However Philip Booth, Editorial and Programme Director of the Institute of Economic Affairs, complained that the political-economic analysis in Laudato Si’ was “unduly pessimistic”. He said: "There are falling rates of poverty, global inequality, and deaths from natural disasters, whilst access to education and healthcare improves. Indeed, many environmental indicators have also improved dramatically. There are lessons to be learned from where there has been success, but, in terms of its specific policy proposals, the encyclical does not propose copying the successful models. This is a pity because, as Pope Francis makes very clear, the future of the planet is a moral as well as an economic issue.”
Meanwhile the UK-based Islamic Foundation for Ecology and Environmental Sciences welcomed the encyclical. Director Fazlun Khalid told The Tablet: “I am moved that the Pope addresses all faith communities, reflecting the reality of a shared Earth. Climate change is a crisis we have brought about by our collective abuse of the Earth and we can only put this and other environmental concerns to right by working together. It so happens that this is the first day of the holy month of Ramadan in the Islamic calendar. This is the month in which Muslims throughout the world fast, and take no food and water during daylight hours as an exercise in frugality. Isn’t this just the kind of message Pope Francis is attempting to put across?”

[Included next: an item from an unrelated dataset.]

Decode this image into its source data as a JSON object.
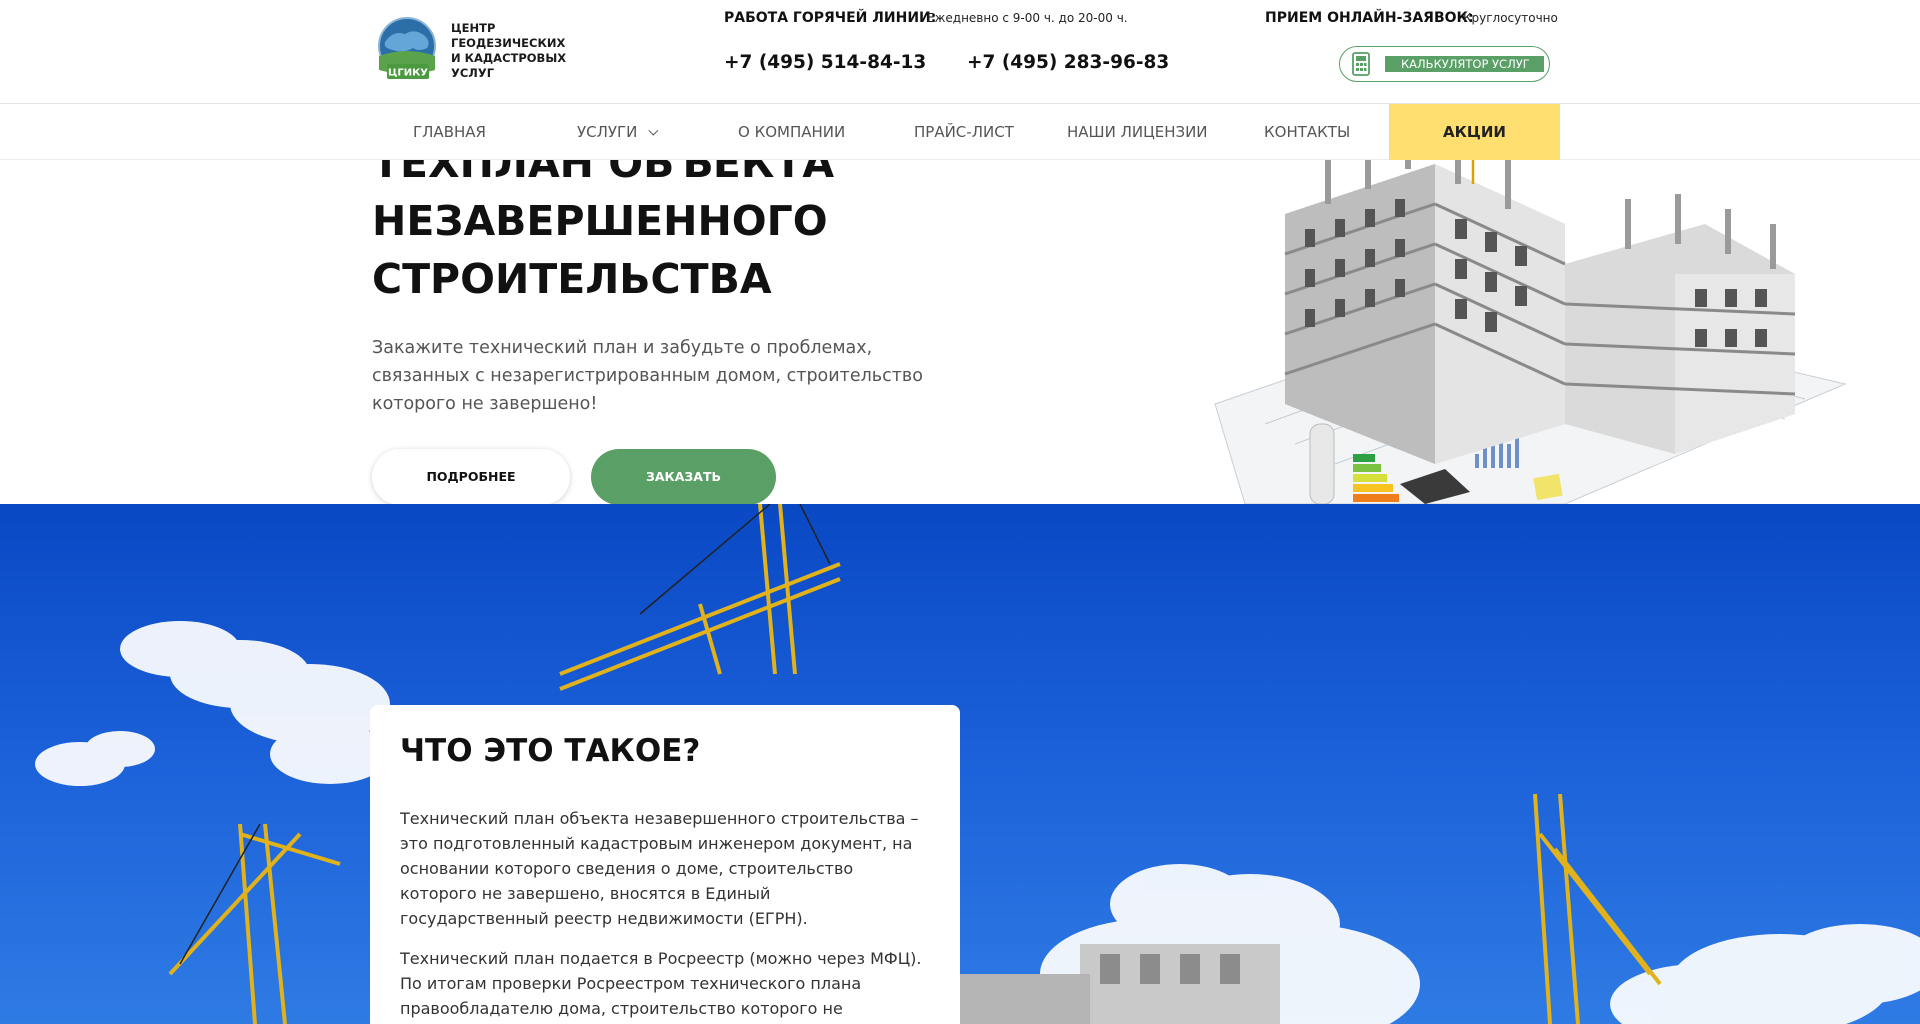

You can find full coverage of the encylical – the politics, the spirituality, the influences and the role of St Francis of Assisi – in the 20 June issue of The Tablet.